━━━ Supplied data

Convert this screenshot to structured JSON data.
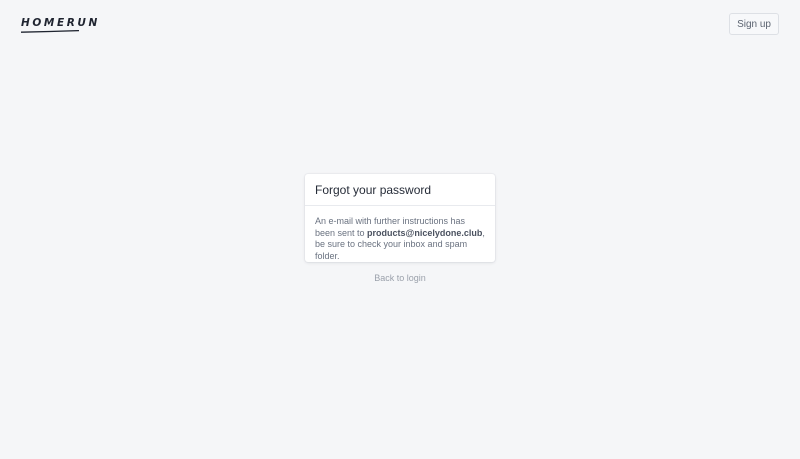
{
  "header": {
    "logo_text": "HOMERUN",
    "signup_label": "Sign up"
  },
  "card": {
    "title": "Forgot your password",
    "message_before": "An e-mail with further instructions has been sent to ",
    "email": "products@nicelydone.club",
    "message_after": ", be sure to check your inbox and spam folder."
  },
  "footer": {
    "back_label": "Back to login"
  },
  "colors": {
    "background": "#f5f6f8",
    "card": "#ffffff",
    "text_dark": "#262c38",
    "text_muted": "#6a7280",
    "link_muted": "#9ba1ab"
  }
}
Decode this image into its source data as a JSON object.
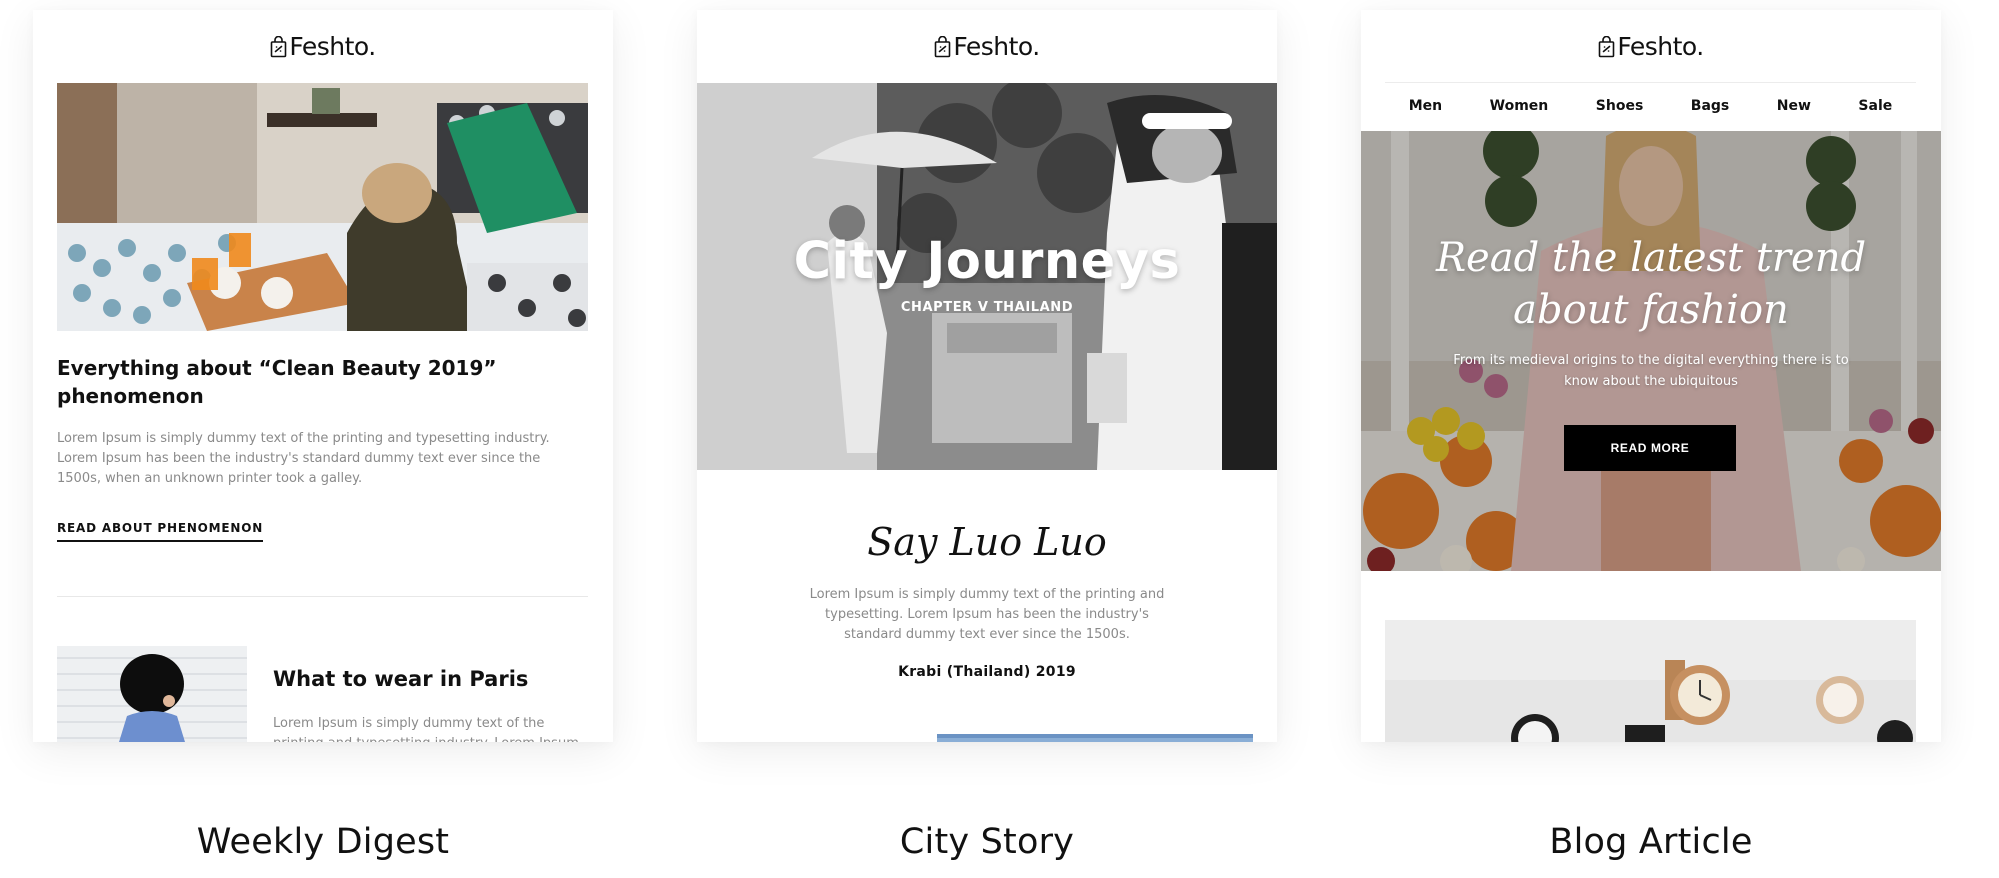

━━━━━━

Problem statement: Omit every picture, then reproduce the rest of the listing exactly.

Task answer:
Convert this screenshot to structured JSON data.
{
  "header": {
    "logo_text": "HOMERUN",
    "signup_label": "Sign up"
  },
  "card": {
    "title": "Forgot your password",
    "message_before": "An e-mail with further instructions has been sent to ",
    "email": "products@nicelydone.club",
    "message_after": ", be sure to check your inbox and spam folder."
  },
  "footer": {
    "back_label": "Back to login"
  },
  "colors": {
    "background": "#f5f6f8",
    "card": "#ffffff",
    "text_dark": "#262c38",
    "text_muted": "#6a7280",
    "link_muted": "#9ba1ab"
  }
}
Decode this image into its source data as a JSON object.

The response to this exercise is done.